WRITING: On Writing ToolsPosted: April 3, 2012
While I like pens and writing longhand in diaries, I never even considered writing fiction in longhand. The most important reason would be the editing problem: whereas writing in a diary is for private thoughts, writing fiction is writing that is intended to be shared. And any writing that is to be share will have to be edited thoroughly before it’s released on the unsuspecting audience.
I started writing on a typewriter, because computers were not in my budget. I started writing during long boring night shifts as a security officer, spending six to seven hours of my eight hour shift alone in a security cabin in the middle of an industrial area. I had an idea for a story and started writing, first in Dutch, later in English. The computer at work had a printer and I could draw up a page-long note, so I would print that out, erase it and write the next page. I’d keep the printout in a folder and re-write the last unfinished page and continue to write the rest of the story. After a while I got transferred to an office building, where I borrowed a typewriter that I placed behind the reception desk to write my novel.
After two years working security, I used my vacationing money to buy an Apple PowerBook 150, which I carried everywhere. From that moment on, I took myself seriously as a writer. As I couldn’t follow classes on writing crime fiction in Amsterdam, I bought self-help books for writers and became an autodidact. The PowerBook 150 traveled with me all over for more than ten years, when the screen was destroyed in a motorcycle accident. To replace the PowerBook 150 I bought a secondhand PowerBook 135c with a color screen, but it had erratic failures and I dumped it. By that time, most offices had computerized the security files, so I had a computer for registering keys and keycards, and filling out reports. And, since all of them featured Word, I carried my work with me on a USB stick. Until I retired from security work I used three USB sticks, a 64mb I replaced with an 8GB, and later with a 16GB version I still use as a back-up.

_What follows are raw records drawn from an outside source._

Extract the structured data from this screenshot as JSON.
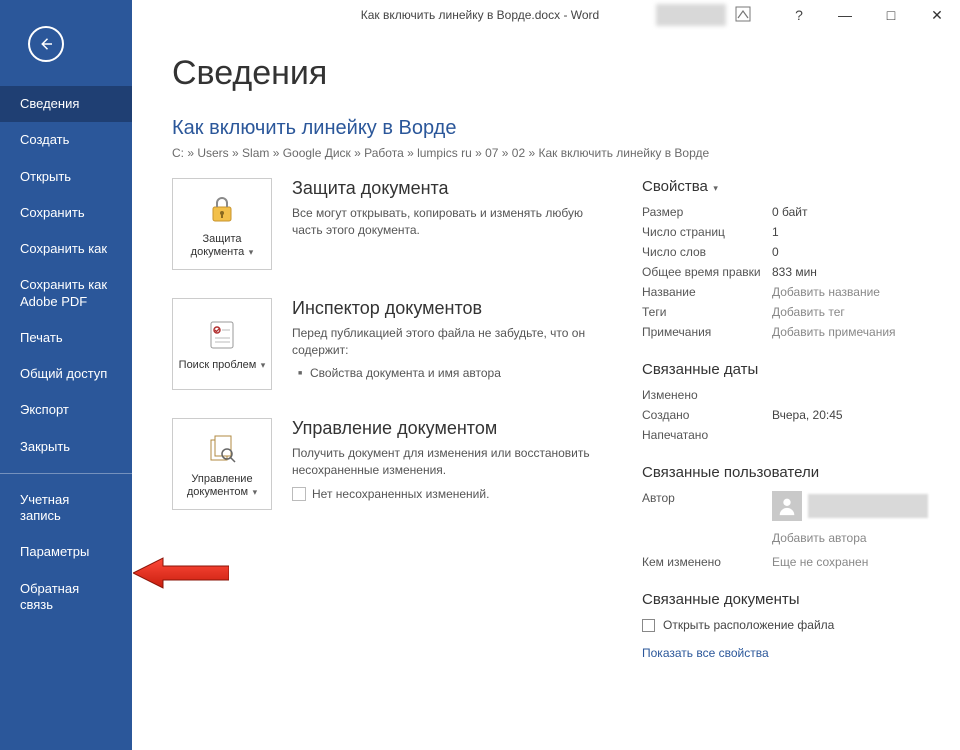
{
  "window": {
    "title": "Как включить линейку в Ворде.docx - Word",
    "help": "?",
    "minimize": "—",
    "maximize": "□",
    "close": "✕"
  },
  "sidebar": {
    "items": [
      {
        "label": "Сведения",
        "active": true
      },
      {
        "label": "Создать"
      },
      {
        "label": "Открыть"
      },
      {
        "label": "Сохранить"
      },
      {
        "label": "Сохранить как"
      },
      {
        "label": "Сохранить как\nAdobe PDF"
      },
      {
        "label": "Печать"
      },
      {
        "label": "Общий доступ"
      },
      {
        "label": "Экспорт"
      },
      {
        "label": "Закрыть"
      }
    ],
    "footer": [
      {
        "label": "Учетная\nзапись"
      },
      {
        "label": "Параметры"
      },
      {
        "label": "Обратная\nсвязь"
      }
    ]
  },
  "page": {
    "title": "Сведения",
    "doc_title": "Как включить линейку в Ворде",
    "breadcrumb": "C: » Users » Slam » Google Диск » Работа » lumpics ru » 07 » 02 » Как включить линейку в Ворде"
  },
  "cards": {
    "protect": {
      "button": "Защита\nдокумента",
      "heading": "Защита документа",
      "body": "Все могут открывать, копировать и изменять любую часть этого документа."
    },
    "inspect": {
      "button": "Поиск\nпроблем",
      "heading": "Инспектор документов",
      "body": "Перед публикацией этого файла не забудьте, что он содержит:",
      "bullet": "Свойства документа и имя автора"
    },
    "manage": {
      "button": "Управление\nдокументом",
      "heading": "Управление документом",
      "body": "Получить документ для изменения или восстановить несохраненные изменения.",
      "none": "Нет несохраненных изменений."
    }
  },
  "props": {
    "heading": "Свойства",
    "rows": [
      {
        "label": "Размер",
        "value": "0 байт"
      },
      {
        "label": "Число страниц",
        "value": "1"
      },
      {
        "label": "Число слов",
        "value": "0"
      },
      {
        "label": "Общее время правки",
        "value": "833 мин"
      },
      {
        "label": "Название",
        "value": "Добавить название",
        "muted": true
      },
      {
        "label": "Теги",
        "value": "Добавить тег",
        "muted": true
      },
      {
        "label": "Примечания",
        "value": "Добавить примечания",
        "muted": true
      }
    ],
    "dates_heading": "Связанные даты",
    "dates": [
      {
        "label": "Изменено",
        "value": ""
      },
      {
        "label": "Создано",
        "value": "Вчера, 20:45"
      },
      {
        "label": "Напечатано",
        "value": ""
      }
    ],
    "people_heading": "Связанные пользователи",
    "author_label": "Автор",
    "add_author": "Добавить автора",
    "changed_by_label": "Кем изменено",
    "changed_by_value": "Еще не сохранен",
    "docs_heading": "Связанные документы",
    "open_location": "Открыть расположение файла",
    "show_all": "Показать все свойства"
  }
}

At home we used a PC and a HP Pavillion laptop that recently began to slow down radically and had several ‘blue screens of death’ that are the bane in a writer’s life.Since I had stopped working in security and now took care of the children, while I worked on my novels and started up a business in conflict resolution and physical self-defense, I wanted to replace the HP laptop.
At first I looked into MacBooks, but they were incredibly expensive, plus they could do a lot more than what I needed, i.e. access to the internet and a simple wordprocessing program. Someone pointed out that I could do all that on an iPad. I didn’t want to type on a screen though. But, this person pointed out to me, there are bluetooth keyboards compatible with iPads…

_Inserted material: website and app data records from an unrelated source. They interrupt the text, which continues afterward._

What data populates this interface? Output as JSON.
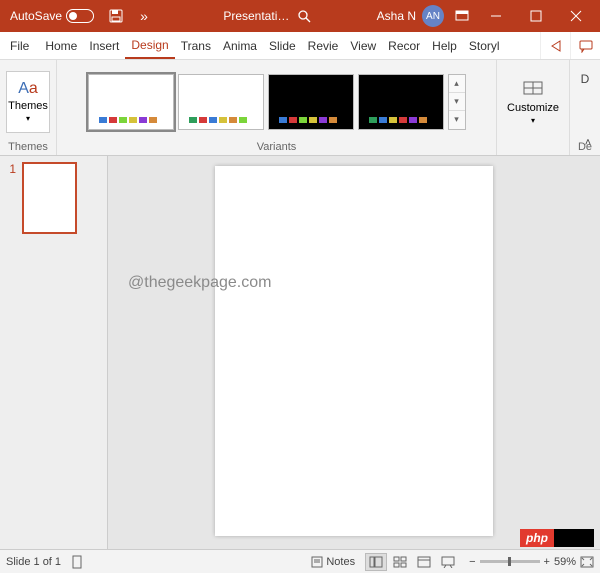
{
  "titlebar": {
    "autosave_label": "AutoSave",
    "doc_title": "Presentati…",
    "user_name": "Asha N",
    "user_initials": "AN"
  },
  "tabs": {
    "file": "File",
    "home": "Home",
    "insert": "Insert",
    "design": "Design",
    "transitions": "Trans",
    "animations": "Anima",
    "slideshow": "Slide",
    "review": "Revie",
    "view": "View",
    "recording": "Recor",
    "help": "Help",
    "storyboard": "Storyl"
  },
  "ribbon": {
    "themes_btn": "Themes",
    "themes_label": "Themes",
    "variants_label": "Variants",
    "customize_btn": "Customize",
    "design_group_initial": "D",
    "design_group_label": "De"
  },
  "variants": [
    {
      "bg": "light",
      "swatches": [
        "#3a7bd5",
        "#d53a3a",
        "#7bd53a",
        "#d5c23a",
        "#8a3ad5",
        "#d58a3a"
      ],
      "selected": true
    },
    {
      "bg": "light",
      "swatches": [
        "#2e9e5b",
        "#d53a3a",
        "#3a7bd5",
        "#d5c23a",
        "#d58a3a",
        "#7bd53a"
      ],
      "selected": false
    },
    {
      "bg": "dark",
      "swatches": [
        "#3a7bd5",
        "#d53a3a",
        "#7bd53a",
        "#d5c23a",
        "#8a3ad5",
        "#d58a3a"
      ],
      "selected": false
    },
    {
      "bg": "dark",
      "swatches": [
        "#2e9e5b",
        "#3a7bd5",
        "#d5c23a",
        "#d53a3a",
        "#8a3ad5",
        "#d58a3a"
      ],
      "selected": false
    }
  ],
  "thumbnails": [
    {
      "num": "1"
    }
  ],
  "watermark": "@thegeekpage.com",
  "badge": {
    "php": "php"
  },
  "status": {
    "slide_counter": "Slide 1 of 1",
    "notes_label": "Notes",
    "zoom_pct": "59%"
  }
}
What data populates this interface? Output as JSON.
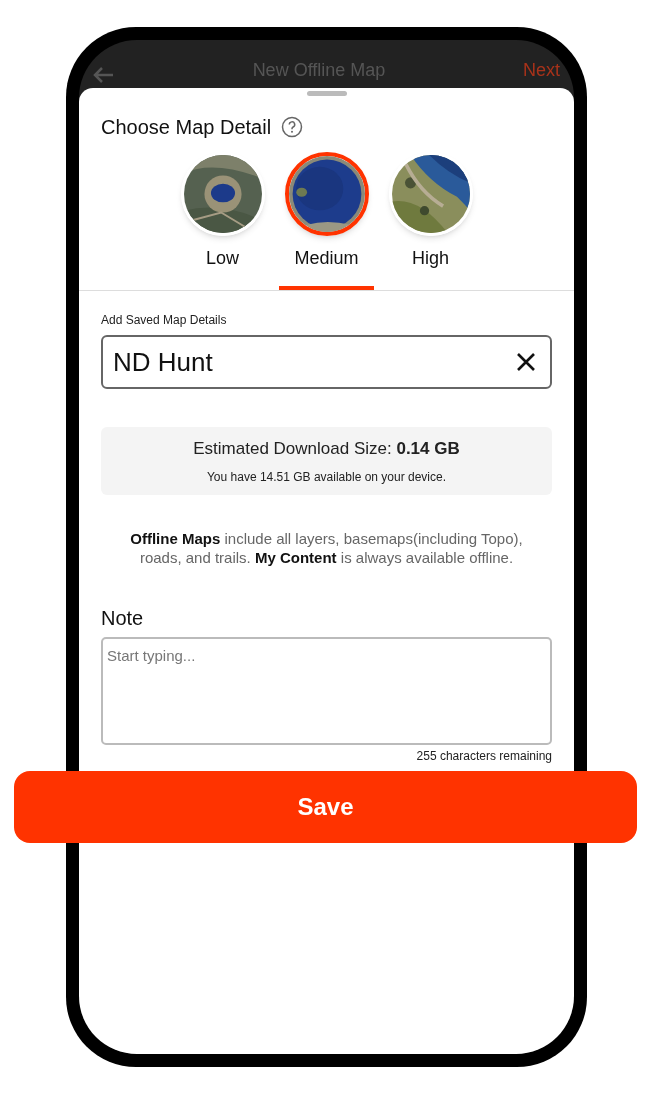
{
  "header": {
    "title": "New Offline Map",
    "action": "Next"
  },
  "sheet": {
    "title": "Choose Map Detail",
    "detail_options": [
      {
        "label": "Low",
        "selected": false
      },
      {
        "label": "Medium",
        "selected": true
      },
      {
        "label": "High",
        "selected": false
      }
    ],
    "name_field": {
      "label": "Add Saved Map Details",
      "value": "ND Hunt"
    },
    "estimate": {
      "size": "Estimated Download Size: **0.14 GB**",
      "available": "You have 14.51 GB available on your device."
    },
    "info": "**Offline Maps** include all layers, basemaps(including Topo), roads, and trails. **My Content** is always available offline.",
    "note": {
      "label": "Note",
      "placeholder": "Start typing...",
      "counter": "255 characters remaining"
    }
  },
  "save_button": "Save"
}
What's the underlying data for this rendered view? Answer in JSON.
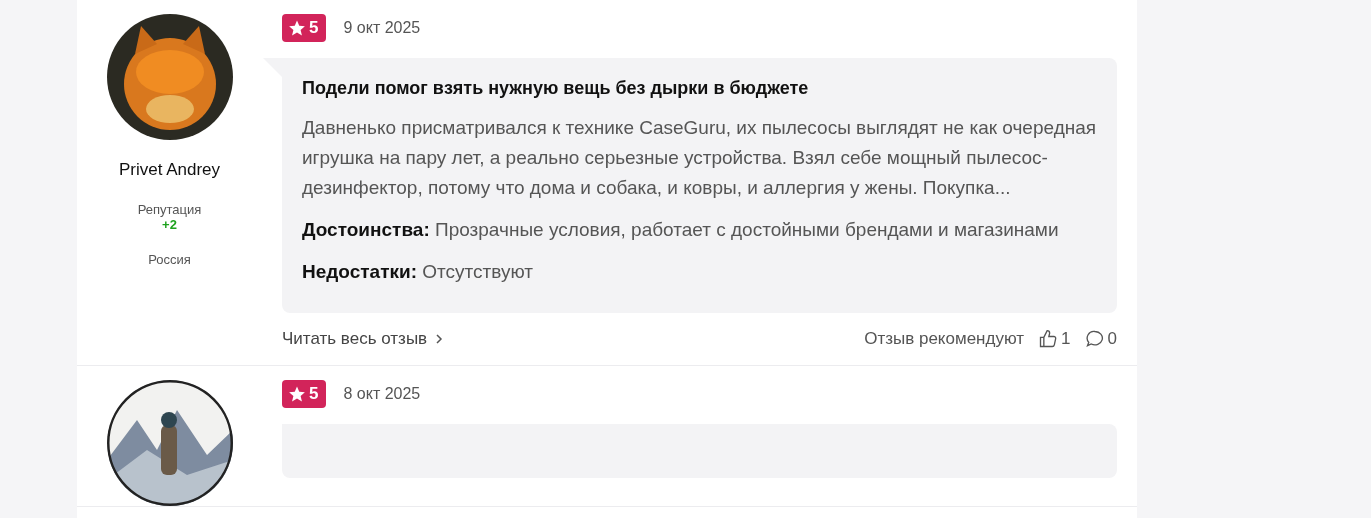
{
  "reviews": [
    {
      "author": "Privet Andrey",
      "reputation_label": "Репутация",
      "reputation": "+2",
      "country": "Россия",
      "rating": "5",
      "date": "9 окт 2025",
      "title": "Подели помог взять нужную вещь без дырки в бюджете",
      "text": "Давненько присматривался к технике CaseGuru, их пылесосы выглядят не как очередная игрушка на пару лет, а реально серьезные устройства. Взял себе мощный пылесос-дезинфектор, потому что дома и собака, и ковры, и аллергия у жены. Покупка...",
      "pros": "**Достоинства:** Прозрачные условия, работает с достойными брендами и магазинами",
      "cons": "**Недостатки:** Отсутствуют",
      "read_more": "Читать весь отзыв",
      "recommend_label": "Отзыв рекомендуют",
      "likes": "1",
      "comments": "0"
    },
    {
      "rating": "5",
      "date": "8 окт 2025"
    }
  ]
}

With the advent of the iPad3, the iPad2 was dumped on the market, so I got myself an iPad2 with an Adonit Writer keyboard/iPad case combo. Although the keyboard is quite a bit smaller than a regular keyboard, the portability is incredible – weighing next to nothing, the iPad/Adonit joins my Kindle in the laptop compartment of the backpack I take everywhere. With its battery-life of ten working hours, the iPad is much better at working wireless than most laptops. I installed Apple Pages for iPad and transferred all works in progress to the iCloud and I’m a happy person.
While until now I was pretty much restricted to editing my MSS on the Kindle, highlighting and notating the text without the ability to actually edit the text, now, with the iPad, I can create stories on my lap while I’m at the pool for my son’s swimming lessons. I’ve written two blog posts already, and a short story due out soon to create an audience for my novel.
Life is good.